Anne Pasternak is the Executive Director of Creative Time. Photo courtesy of Creative Time

For more than 30 years the New York City-based arts organization Creative Time has curated arts projects that engage artists and communities in a public dialogue, including Tribute in Light, the twin beacons of light that illuminated Ground Zero as a memorial six months after the terrorist attacks on September 11, 2001. According to executive director Anne Pasternak, Creative Time works with artists to create public art that is "timely and thought-provoking, new and adventurous."

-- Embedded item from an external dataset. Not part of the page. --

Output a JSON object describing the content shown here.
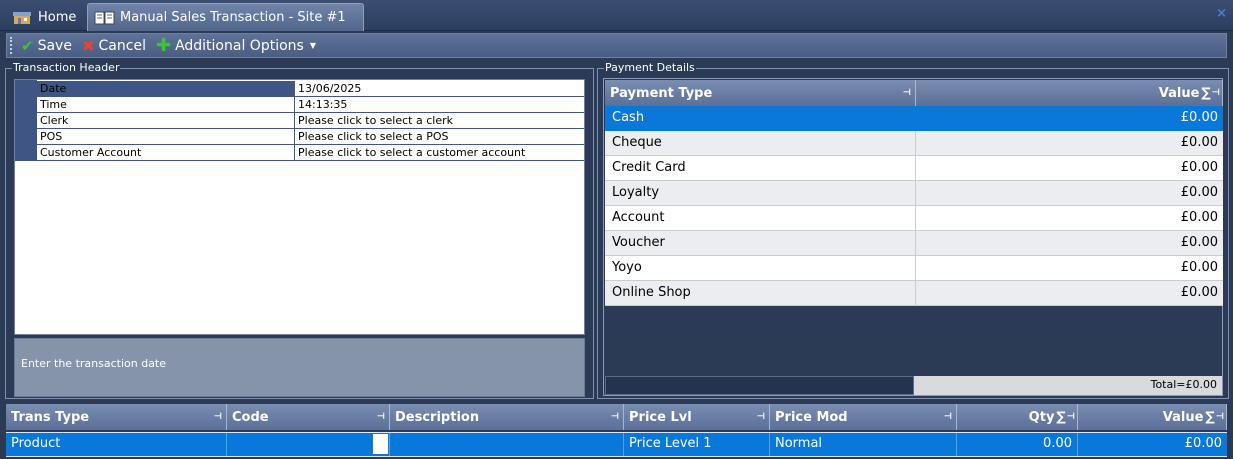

Pasternak said it's important to bring art outside of the museum. "Artists don't exist in a vacuum and art shouldn't either," she explained. "Art in the public realm activates public space for its intended democratic purpose. Through surprise encounters with art, people are often inspired and provoked in unpredictable and exciting ways."

While "public art" often refers to permanent installations, such as Alexander Calder's Flamingo stabile in downtown Chicago, Creative Time takes a different approach. Pasternak explained, "Our projects are always temporary, which gives artists a lot more freedom... We don't want to just impose a project on an artist. We want the artist to really be immersed, really become part of people's lives through the project."

Following 2005's Gulf Coast hurricanes, for example, Creative Time supported productions of Samuel Beckett's Waiting for Godot in two hurricane-devastated New Orleans neighborhoods, its first project outside of New York. Pasternak said, "[The themes] seemed so central to people, whether waiting for relief efforts, electricity to come back on, insurance funding, [or] schools to reopen."

Pasternak acknowledged the NEA's catalytic support for public art. "Early support from the NEA helped us to give artists opportunities to experiment at a time when there were few galleries and museums willing to work with living artists. Today the NEA's support helps us get major projects off the ground, support artists' ambitions dreams, engage diverse audiences around the country, and so much more."